A COHESIVE WORKFLOW
Bergman had worked with FotoKem previously and therefore was well acquainted with their capabilities. This project clearly required a high level of support to handle global locations with multiple units and production partners. He said, “We had a lot of requirements at this scale to create a consistent workflow for all the teams utilizing the footage, from production viewing dailies to the specific editorial deliverables, visual effects plates, marketing, and finishing, with no delays or security concerns.”
Before shooting began, Yedlin worked with FotoKem’s film and digital lab to create specialised scanner profiles and custom Look Up Tables (LUTs). FotoKem implemented the algorithms devised by Yedlin into their nextLAB software to obtain a seamless match between digital footage and film scans. Yedlin also received full-resolution stills which served as a communication funnel for colour and quality control checks. This colour workflow was devised in collaboration with FotoKem colour scientist Joseph Slomka, and executed by nextLAB software developer Eric Cameron and dailies colorist Jon Rocke, who were on site throughout the entire production.
Cinematographer Steve Yedlin, ASC and director Rian Johnson discuss a shot on the set.
“With the knowledge of an HDR deliverable, we set to work to make sure the look captured on set matched the vision of the filmmakers and was carried throughout the workflow for the ultimate control of colour from camera to screen,” noted Slomka.

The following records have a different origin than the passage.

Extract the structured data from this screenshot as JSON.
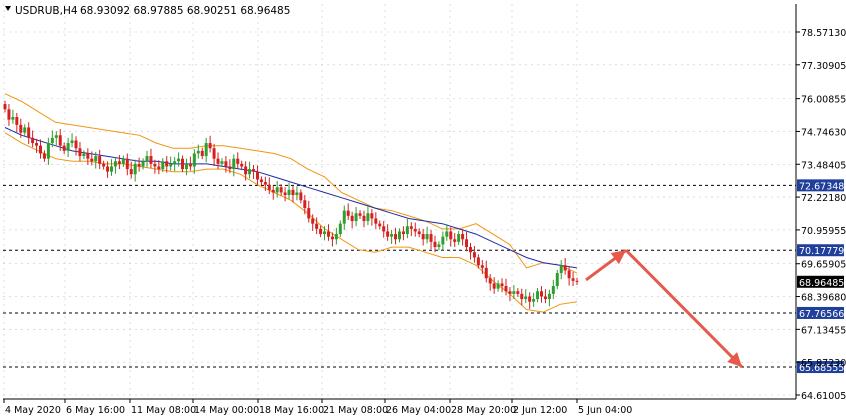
{
  "window": {
    "symbol_label": "USDRUB,H4",
    "ohlc_text": "68.93092 68.97885 68.90251 68.96485"
  },
  "colors": {
    "background": "#ffffff",
    "bull": "#2e9e2e",
    "bear": "#d42020",
    "bollinger": "#f0960f",
    "moving_average": "#1f2ba8",
    "grid": "#c8c8c8",
    "level_line": "#000000",
    "price_label_bg": "#1f3f9a",
    "current_label_bg": "#000000",
    "arrow": "#e55a4a"
  },
  "chart_data": {
    "type": "candlestick",
    "symbol": "USDRUB",
    "timeframe": "H4",
    "ylim": [
      64.6,
      79.8
    ],
    "y_ticks": [
      "78.57130",
      "77.30905",
      "76.00855",
      "74.74630",
      "73.48405",
      "72.22180",
      "70.95955",
      "69.65905",
      "68.39680",
      "67.13455",
      "65.87230",
      "64.61005"
    ],
    "x_ticks": [
      "4 May 2020",
      "6 May 16:00",
      "11 May 08:00",
      "14 May 00:00",
      "18 May 16:00",
      "21 May 08:00",
      "26 May 04:00",
      "28 May 20:00",
      "2 Jun 12:00",
      "5 Jun 04:00"
    ],
    "levels": [
      "72.67348",
      "70.17779",
      "67.76566",
      "65.68555"
    ],
    "current_price": "68.96485",
    "closes": [
      75.6,
      75.2,
      75.3,
      75.0,
      74.7,
      74.9,
      74.5,
      74.3,
      74.2,
      73.9,
      73.7,
      74.3,
      74.5,
      74.6,
      74.2,
      74.0,
      74.3,
      74.4,
      74.1,
      73.8,
      73.9,
      73.7,
      73.6,
      73.8,
      73.5,
      73.4,
      73.2,
      73.4,
      73.6,
      73.5,
      73.7,
      73.3,
      73.1,
      73.5,
      73.4,
      73.6,
      73.8,
      73.5,
      73.4,
      73.3,
      73.6,
      73.4,
      73.5,
      73.6,
      73.7,
      73.3,
      73.5,
      73.4,
      73.9,
      74.0,
      73.8,
      74.3,
      74.1,
      73.7,
      73.5,
      73.6,
      73.4,
      73.3,
      73.7,
      73.5,
      73.4,
      73.1,
      73.3,
      73.2,
      72.9,
      72.8,
      72.7,
      72.5,
      72.4,
      72.6,
      72.4,
      72.3,
      72.5,
      72.3,
      72.4,
      72.1,
      71.8,
      71.4,
      71.2,
      71.0,
      70.8,
      70.9,
      70.7,
      70.6,
      70.8,
      71.2,
      71.7,
      71.5,
      71.3,
      71.6,
      71.5,
      71.3,
      71.6,
      71.4,
      71.2,
      71.1,
      70.9,
      70.7,
      70.8,
      70.6,
      70.9,
      70.8,
      71.1,
      71.0,
      70.9,
      70.8,
      70.6,
      70.8,
      70.5,
      70.3,
      70.4,
      70.7,
      70.9,
      70.6,
      70.5,
      70.8,
      70.6,
      70.3,
      70.1,
      69.9,
      69.6,
      69.5,
      69.1,
      68.9,
      68.7,
      68.9,
      68.8,
      68.6,
      68.5,
      68.6,
      68.5,
      68.3,
      68.4,
      68.2,
      68.3,
      68.6,
      68.4,
      68.3,
      68.5,
      68.8,
      69.3,
      69.6,
      69.4,
      69.1,
      69.0,
      68.96
    ],
    "bollinger_upper": [
      76.2,
      75.9,
      75.5,
      75.1,
      75.0,
      74.9,
      74.8,
      74.7,
      74.6,
      74.3,
      74.1,
      74.1,
      74.2,
      74.2,
      74.1,
      74.0,
      73.9,
      73.7,
      73.3,
      73.0,
      72.4,
      72.1,
      71.8,
      71.7,
      71.5,
      71.3,
      71.0,
      71.0,
      71.2,
      70.8,
      70.4,
      69.5,
      69.7,
      69.6,
      69.3
    ],
    "bollinger_lower": [
      74.7,
      74.3,
      74.0,
      73.7,
      73.6,
      73.6,
      73.5,
      73.5,
      73.4,
      73.3,
      73.2,
      73.2,
      73.3,
      73.3,
      73.1,
      72.7,
      72.4,
      72.1,
      71.6,
      71.0,
      70.6,
      70.2,
      70.1,
      70.3,
      70.3,
      70.1,
      69.9,
      69.9,
      69.6,
      69.0,
      68.5,
      67.9,
      67.8,
      68.1,
      68.2
    ],
    "moving_average": [
      74.9,
      74.6,
      74.4,
      74.2,
      74.0,
      73.9,
      73.8,
      73.7,
      73.6,
      73.6,
      73.5,
      73.5,
      73.5,
      73.4,
      73.3,
      73.2,
      73.0,
      72.8,
      72.6,
      72.4,
      72.2,
      72.0,
      71.8,
      71.6,
      71.4,
      71.3,
      71.2,
      71.0,
      70.8,
      70.5,
      70.2,
      69.9,
      69.7,
      69.6,
      69.5
    ]
  }
}
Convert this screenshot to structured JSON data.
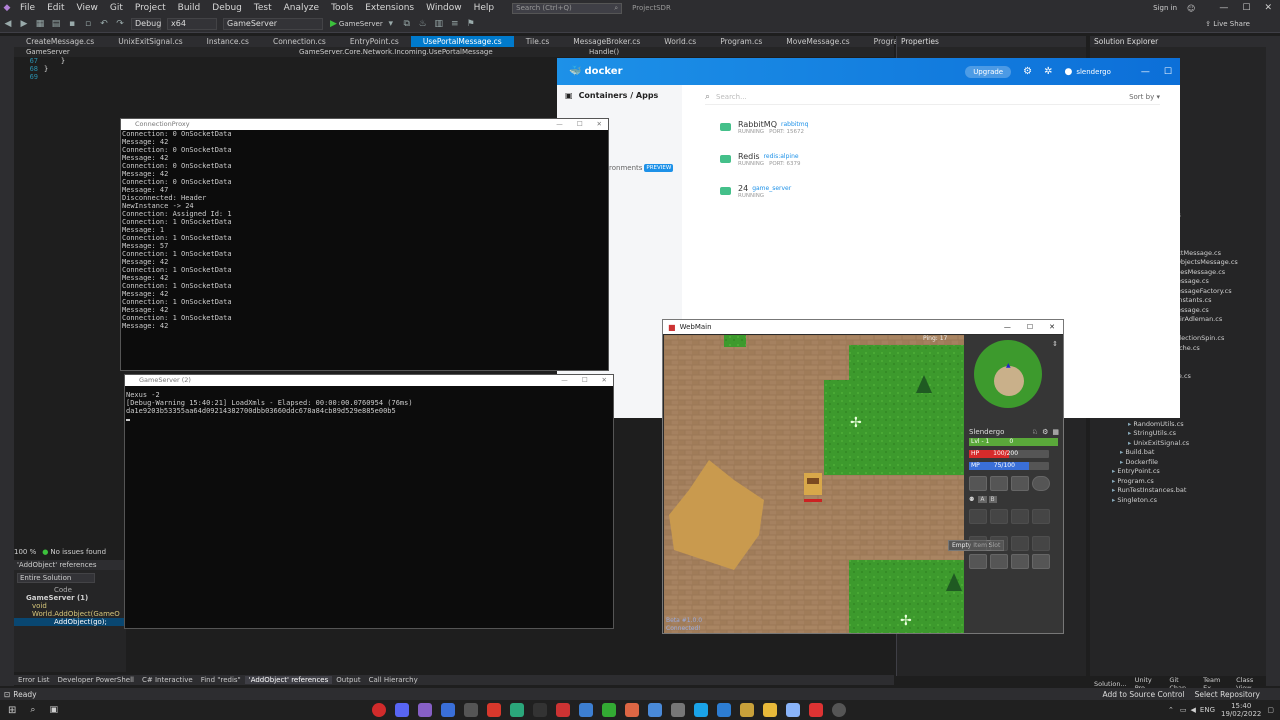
{
  "menu": [
    "File",
    "Edit",
    "View",
    "Git",
    "Project",
    "Build",
    "Debug",
    "Test",
    "Analyze",
    "Tools",
    "Extensions",
    "Window",
    "Help"
  ],
  "search_placeholder": "Search (Ctrl+Q)",
  "solution_name": "ProjectSDR",
  "sign_in": "Sign in",
  "live_share": "Live Share",
  "toolbar": {
    "config": "Debug",
    "platform": "x64",
    "startup": "GameServer",
    "run_label": "GameServer"
  },
  "tabs": [
    "CreateMessage.cs",
    "UnixExitSignal.cs",
    "Instance.cs",
    "Connection.cs",
    "EntryPoint.cs",
    "UsePortalMessage.cs",
    "Tile.cs",
    "MessageBroker.cs",
    "World.cs",
    "Program.cs",
    "MoveMessage.cs",
    "Program.cs",
    "UpdateTilesMessage.cs"
  ],
  "active_tab_index": 5,
  "navbar": {
    "project": "GameServer",
    "path": "GameServer.Core.Network.Incoming.UsePortalMessage",
    "member": "Handle()"
  },
  "editor_lines": [
    {
      "num": "67",
      "code": "    }"
    },
    {
      "num": "68",
      "code": "}"
    },
    {
      "num": "69",
      "code": ""
    }
  ],
  "properties_title": "Properties",
  "solution_title": "Solution Explorer",
  "solution_items": [
    {
      "indent": 0,
      "label": "er.cs"
    },
    {
      "indent": 0,
      "label": "ect.cs"
    },
    {
      "indent": 0,
      "label": "ect.cs"
    },
    {
      "indent": 0,
      "label": "ffect.cs"
    },
    {
      "indent": 0,
      "label": "e.cs"
    },
    {
      "indent": 0,
      "label": "s"
    },
    {
      "indent": 0,
      "label": "Data.cs"
    },
    {
      "indent": 0,
      "label": "ssage.cs"
    },
    {
      "indent": 0,
      "label": "ge.cs"
    },
    {
      "indent": 0,
      "label": "ge.cs"
    },
    {
      "indent": 0,
      "label": "Message.cs"
    },
    {
      "indent": 0,
      "label": "ctsMessage.cs"
    },
    {
      "indent": 0,
      "label": "Message.cs"
    },
    {
      "indent": 0,
      "label": "ccessMessage.cs"
    },
    {
      "indent": 0,
      "label": "sage.cs"
    },
    {
      "indent": 0,
      "label": "sage.cs"
    },
    {
      "indent": 0,
      "label": "essage.cs"
    },
    {
      "indent": 3,
      "label": "ReconnectMessage.cs"
    },
    {
      "indent": 3,
      "label": "RemoveObjectsMessage.cs"
    },
    {
      "indent": 3,
      "label": "UpdateTilesMessage.cs"
    },
    {
      "indent": 2,
      "label": "IncomingMessage.cs"
    },
    {
      "indent": 2,
      "label": "IncomingMessageFactory.cs"
    },
    {
      "indent": 2,
      "label": "MessageConstants.cs"
    },
    {
      "indent": 2,
      "label": "OutgoingMessage.cs"
    },
    {
      "indent": 2,
      "label": "RivestShamirAdleman.cs"
    },
    {
      "indent": 1,
      "label": "Structures"
    },
    {
      "indent": 2,
      "label": "BlockingCollectionSpin.cs"
    },
    {
      "indent": 2,
      "label": "MapDataCache.cs"
    },
    {
      "indent": 0,
      "label": "Database"
    },
    {
      "indent": 1,
      "label": "Models"
    },
    {
      "indent": 1,
      "label": "RedisDatabase.cs"
    },
    {
      "indent": 0,
      "label": "Utilities"
    },
    {
      "indent": 1,
      "label": "debugging"
    },
    {
      "indent": 1,
      "label": "xml"
    },
    {
      "indent": 1,
      "label": "ArrayUtils.cs"
    },
    {
      "indent": 1,
      "label": "RandomUtils.cs"
    },
    {
      "indent": 1,
      "label": "StringUtils.cs"
    },
    {
      "indent": 1,
      "label": "UnixExitSignal.cs"
    },
    {
      "indent": 0,
      "label": "Build.bat"
    },
    {
      "indent": 0,
      "label": "Dockerfile"
    },
    {
      "indent": -1,
      "label": "EntryPoint.cs"
    },
    {
      "indent": -1,
      "label": "Program.cs"
    },
    {
      "indent": -1,
      "label": "RunTestInstances.bat"
    },
    {
      "indent": -1,
      "label": "Singleton.cs"
    }
  ],
  "solution_bottom_tabs": [
    "Solution...",
    "Unity Pro...",
    "Git Chan...",
    "Team Ex...",
    "Class View"
  ],
  "editor_status": {
    "zoom": "100 %",
    "issues": "No issues found"
  },
  "refs_panel": {
    "title": "'AddObject' references",
    "scope": "Entire Solution",
    "col": "Code",
    "group": "GameServer (1)",
    "item": "void World.AddObject(GameO",
    "sub": "AddObject(go);"
  },
  "bottom_tabs": [
    "Error List",
    "Developer PowerShell",
    "C# Interactive",
    "Find \"redis\"",
    "'AddObject' references",
    "Output",
    "Call Hierarchy"
  ],
  "status": {
    "ready": "Ready",
    "add_source": "Add to Source Control",
    "select_repo": "Select Repository"
  },
  "taskbar": {
    "lang": "ENG",
    "time": "15:40",
    "date": "19/02/2022"
  },
  "docker": {
    "logo": "docker",
    "upgrade": "Upgrade",
    "user": "slendergo",
    "nav_title": "Containers / Apps",
    "nav_env": "ronments",
    "preview_badge": "PREVIEW",
    "search_placeholder": "Search...",
    "sort": "Sort by",
    "containers": [
      {
        "name": "RabbitMQ",
        "image": "rabbitmq",
        "status": "RUNNING",
        "port": "PORT: 15672"
      },
      {
        "name": "Redis",
        "image": "redis:alpine",
        "status": "RUNNING",
        "port": "PORT: 6379"
      },
      {
        "name": "24",
        "image": "game_server",
        "status": "RUNNING",
        "port": ""
      }
    ]
  },
  "proxy_window": {
    "title": "ConnectionProxy",
    "lines": [
      "Connection: 0 OnSocketData",
      "Message: 42",
      "Connection: 0 OnSocketData",
      "Message: 42",
      "Connection: 0 OnSocketData",
      "Message: 42",
      "Connection: 0 OnSocketData",
      "Message: 47",
      "Disconnected: Header",
      "NewInstance -> 24",
      "Connection: Assigned Id: 1",
      "Connection: 1 OnSocketData",
      "Message: 1",
      "Connection: 1 OnSocketData",
      "Message: 57",
      "Connection: 1 OnSocketData",
      "Message: 42",
      "Connection: 1 OnSocketData",
      "Message: 42",
      "Connection: 1 OnSocketData",
      "Message: 42",
      "Connection: 1 OnSocketData",
      "Message: 42",
      "Connection: 1 OnSocketData",
      "Message: 42"
    ]
  },
  "server_window": {
    "title": "GameServer (2)",
    "lines": [
      "Nexus -2",
      "[Debug-Warning 15:40:21] LoadXmls - Elapsed: 00:00:00.0760954 (76ms)",
      "da1e9203b53355aa64d09214382700dbb03660ddc678a84cb89d529e885e00b5"
    ]
  },
  "webmain": {
    "title": "WebMain",
    "ping": "Ping: 17",
    "player_name": "Slendergo",
    "level": "Lvl - 1",
    "xp": "0",
    "hp_label": "HP",
    "hp": "100/200",
    "hp_fraction": 0.5,
    "mp_label": "MP",
    "mp": "75/100",
    "mp_fraction": 0.75,
    "tooltip": "Empty Item Slot",
    "version": "Beta #1.0.0",
    "connected": "Connected!"
  },
  "colors": {
    "accent": "#007acc",
    "docker_blue": "#1d91e8",
    "running_green": "#44c08a",
    "hp_red": "#d62b2b",
    "mp_blue": "#3a6fd8",
    "xp_green": "#5aa83a",
    "grass": "#3c9a2c",
    "dirt": "#9c7a54"
  }
}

Yedlin observed, “As cinematographers, we work hard to create looks, and FotoKem made it possible for me to take control of each step in the process and know exactly what was happening. The colour science support I received made true image control a realised concept.”

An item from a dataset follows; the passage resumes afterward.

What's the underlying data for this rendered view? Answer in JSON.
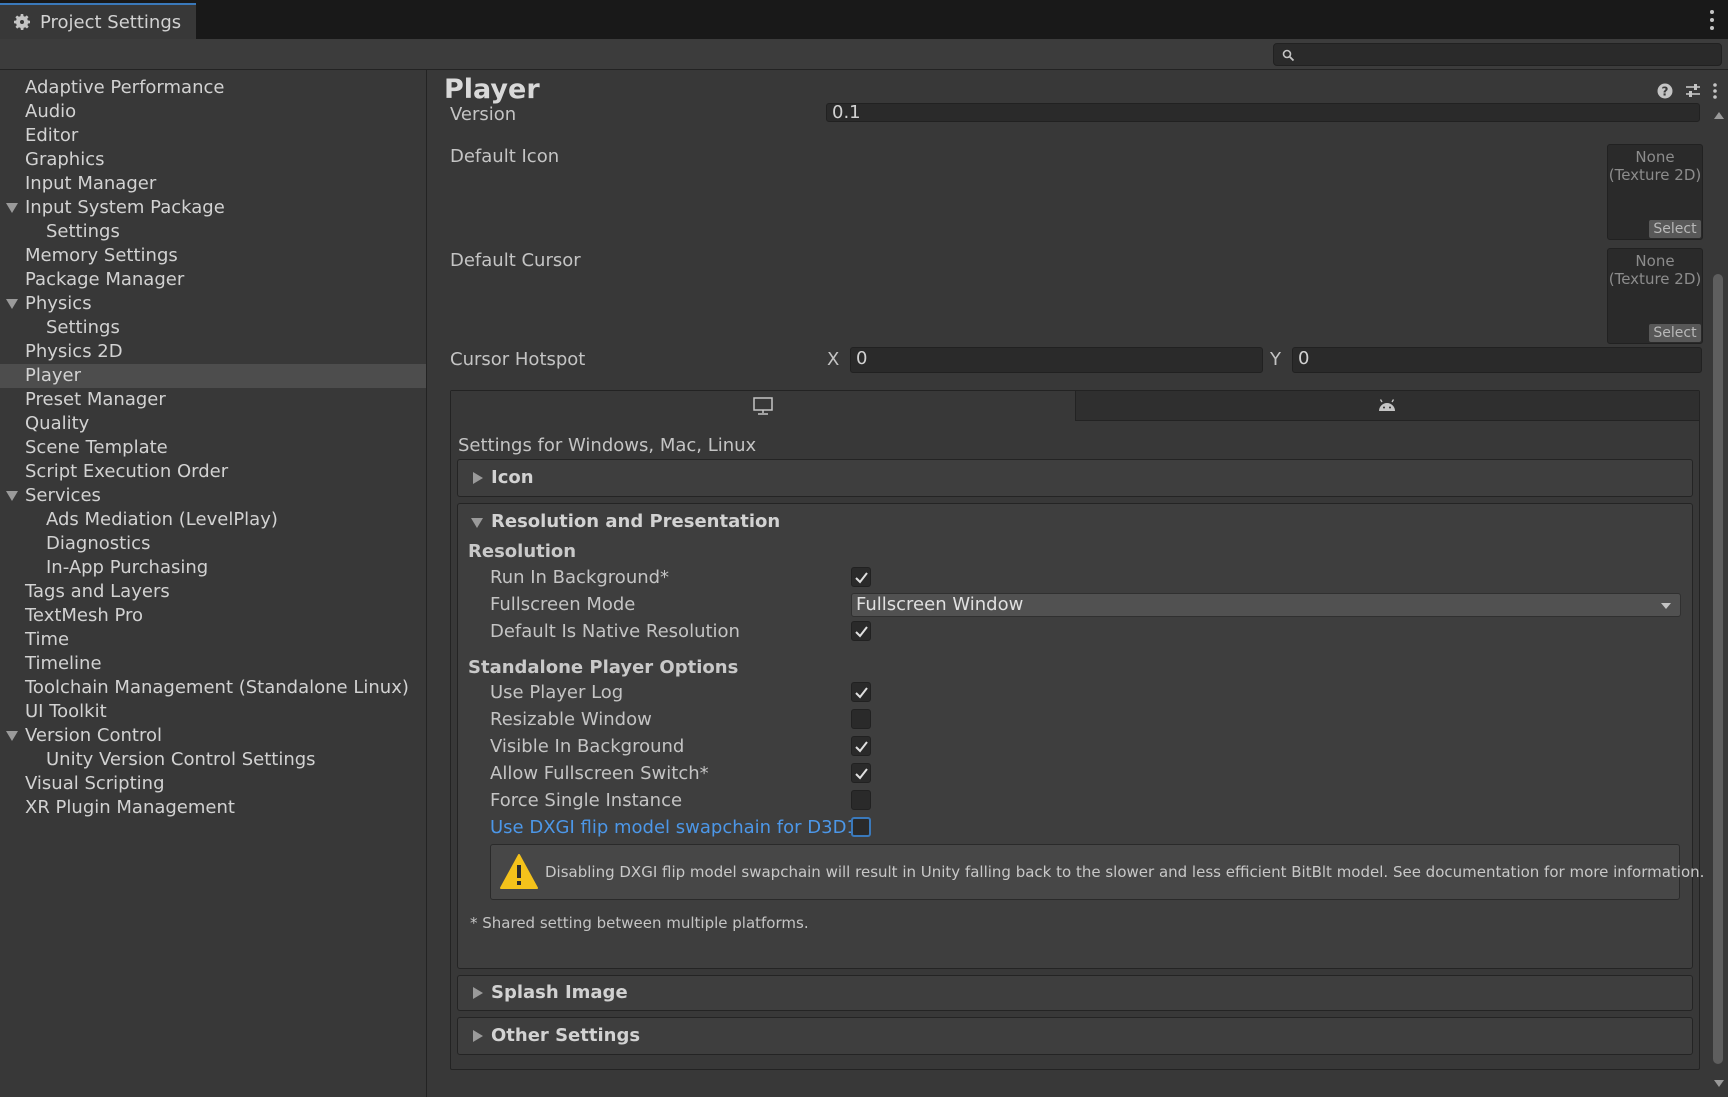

Calibrated 4K monitoring and the high availability SAN on site managed by nextLAB created a world where visual effects and editorial could instantly access full fidelity footage during and after production. Through the nextLAB interface, these teams could procure footage, pull shots as needed, and maintain exact colour and metadata integration between any step.
For the colour grade, FotoKem colorist Walter Volpatto fine-tuned raw images, as well as those from ILM, with Johnson and Yedlin using the colour and imaging pipeline established from day one. FotoKem also set up remote grading suites at Skywalker Sound and Disney so the teams could work during the sound mix, and later grading for HDR and other specialty theatrical deliverables.
“The film emulation LUT that Steve (Yedlin) created carried nuances he wanted in the final image and he was mindful of this while shooting, lighting both the film and digital scenes so that minimal manipulation was required in the colour grade,” Volpatto explained. “Steve’s mastery of lighting for both formats, as well as his extensive understanding of colour science, helped to make the blended footage look more cohesive.”
Volpatto also oversaw the HDR pass and IMAX versions. Ultimately, multiple deliverables were created by FotoKem including standard DCP, HDR10, Dolby Vision, HLG, 3D (in standard, stereo Dolby and 2D Dolby HDR), and home video formats. FotoKem worked with IMAX to align the color science pipeline with their Xenon and laser DCPs and 15-perf 70mm prints as well.
Mike Brodersen, FotoKem’s chief strategy officer, said that his team’s objective from the beginning of this project was to provide a process for the creative talent associated with the project to flourish, without worrying about the technology. “It’s not every day that we would ship scanners to remote locations and integrate a real-time post environment that would rival many permanent installations.” He added that his company’s approach of combining decades of film and digital expertise with intense artistry and post production workflow knowledge went a long way in ensuring this iconic project was delivered on time and as desired by the filmmakers.